Locate the line that contains "What data populates". Reproduce it and all following lines up to the end of the material, exactly and with nothing added.

** Source data follows **

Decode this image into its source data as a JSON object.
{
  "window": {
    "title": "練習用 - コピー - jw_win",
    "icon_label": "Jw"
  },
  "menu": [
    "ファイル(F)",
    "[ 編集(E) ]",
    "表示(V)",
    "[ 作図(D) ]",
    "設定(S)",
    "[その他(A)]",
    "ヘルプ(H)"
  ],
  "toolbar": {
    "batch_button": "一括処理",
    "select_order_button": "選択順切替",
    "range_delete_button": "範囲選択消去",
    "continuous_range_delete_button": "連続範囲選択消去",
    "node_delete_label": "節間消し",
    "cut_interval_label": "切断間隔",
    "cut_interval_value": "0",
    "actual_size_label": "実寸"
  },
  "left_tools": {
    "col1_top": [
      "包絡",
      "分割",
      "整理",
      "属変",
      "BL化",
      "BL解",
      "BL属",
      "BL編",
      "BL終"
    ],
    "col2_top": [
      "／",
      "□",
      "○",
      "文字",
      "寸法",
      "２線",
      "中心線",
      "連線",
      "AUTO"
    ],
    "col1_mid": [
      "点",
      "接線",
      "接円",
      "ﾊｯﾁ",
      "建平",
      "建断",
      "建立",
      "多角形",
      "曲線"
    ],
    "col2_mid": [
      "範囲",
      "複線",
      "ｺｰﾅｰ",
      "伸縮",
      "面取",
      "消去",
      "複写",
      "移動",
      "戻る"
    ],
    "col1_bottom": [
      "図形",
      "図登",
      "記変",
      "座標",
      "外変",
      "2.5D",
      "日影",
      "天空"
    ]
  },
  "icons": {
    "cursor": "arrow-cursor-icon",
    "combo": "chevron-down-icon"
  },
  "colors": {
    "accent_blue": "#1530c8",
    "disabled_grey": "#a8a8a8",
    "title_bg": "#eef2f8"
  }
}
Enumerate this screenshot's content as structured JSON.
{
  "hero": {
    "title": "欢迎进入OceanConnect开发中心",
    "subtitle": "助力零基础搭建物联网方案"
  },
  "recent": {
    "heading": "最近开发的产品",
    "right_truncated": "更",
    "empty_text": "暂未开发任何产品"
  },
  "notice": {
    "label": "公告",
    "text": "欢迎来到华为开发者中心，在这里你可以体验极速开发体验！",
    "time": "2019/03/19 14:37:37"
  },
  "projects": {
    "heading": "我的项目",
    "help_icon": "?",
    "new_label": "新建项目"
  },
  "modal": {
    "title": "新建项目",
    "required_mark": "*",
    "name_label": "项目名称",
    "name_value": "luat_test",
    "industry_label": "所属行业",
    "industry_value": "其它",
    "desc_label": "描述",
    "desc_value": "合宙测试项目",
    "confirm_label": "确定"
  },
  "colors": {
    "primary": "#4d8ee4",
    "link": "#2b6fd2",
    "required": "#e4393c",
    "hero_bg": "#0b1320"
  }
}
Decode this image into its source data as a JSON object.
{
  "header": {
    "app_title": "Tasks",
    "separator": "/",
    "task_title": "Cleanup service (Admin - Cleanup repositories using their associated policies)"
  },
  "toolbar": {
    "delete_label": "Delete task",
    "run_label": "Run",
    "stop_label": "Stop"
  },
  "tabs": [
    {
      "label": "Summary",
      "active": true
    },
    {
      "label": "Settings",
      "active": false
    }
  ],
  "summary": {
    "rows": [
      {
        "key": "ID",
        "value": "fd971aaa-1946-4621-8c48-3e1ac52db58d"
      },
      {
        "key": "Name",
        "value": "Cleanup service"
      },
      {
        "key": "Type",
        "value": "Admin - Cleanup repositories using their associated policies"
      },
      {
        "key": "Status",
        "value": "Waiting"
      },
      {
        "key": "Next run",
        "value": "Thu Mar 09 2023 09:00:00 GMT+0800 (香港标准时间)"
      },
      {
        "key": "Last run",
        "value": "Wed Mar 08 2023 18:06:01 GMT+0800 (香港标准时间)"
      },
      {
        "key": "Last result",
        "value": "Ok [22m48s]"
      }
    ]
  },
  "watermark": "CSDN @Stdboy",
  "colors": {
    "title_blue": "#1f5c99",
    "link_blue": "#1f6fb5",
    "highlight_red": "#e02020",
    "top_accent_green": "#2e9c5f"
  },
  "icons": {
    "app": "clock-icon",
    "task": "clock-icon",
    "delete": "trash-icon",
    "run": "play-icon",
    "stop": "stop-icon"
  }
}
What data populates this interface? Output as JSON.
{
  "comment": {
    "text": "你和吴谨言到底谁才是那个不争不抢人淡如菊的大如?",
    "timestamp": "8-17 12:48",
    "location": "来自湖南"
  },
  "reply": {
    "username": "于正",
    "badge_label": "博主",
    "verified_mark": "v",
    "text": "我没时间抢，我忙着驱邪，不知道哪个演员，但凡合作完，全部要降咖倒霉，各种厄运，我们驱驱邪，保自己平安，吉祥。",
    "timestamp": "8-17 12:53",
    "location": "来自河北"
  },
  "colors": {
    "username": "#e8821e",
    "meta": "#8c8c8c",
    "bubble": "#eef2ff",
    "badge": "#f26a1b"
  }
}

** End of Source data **

#### Written answer
What data populates this interface? Output as JSON.
{
  "comment": {
    "text": "你和吴谨言到底谁才是那个不争不抢人淡如菊的大如?",
    "timestamp": "8-17 12:48",
    "location": "来自湖南"
  },
  "reply": {
    "username": "于正",
    "badge_label": "博主",
    "verified_mark": "v",
    "text": "我没时间抢，我忙着驱邪，不知道哪个演员，但凡合作完，全部要降咖倒霉，各种厄运，我们驱驱邪，保自己平安，吉祥。",
    "timestamp": "8-17 12:53",
    "location": "来自河北"
  },
  "colors": {
    "username": "#e8821e",
    "meta": "#8c8c8c",
    "bubble": "#eef2ff",
    "badge": "#f26a1b"
  }
}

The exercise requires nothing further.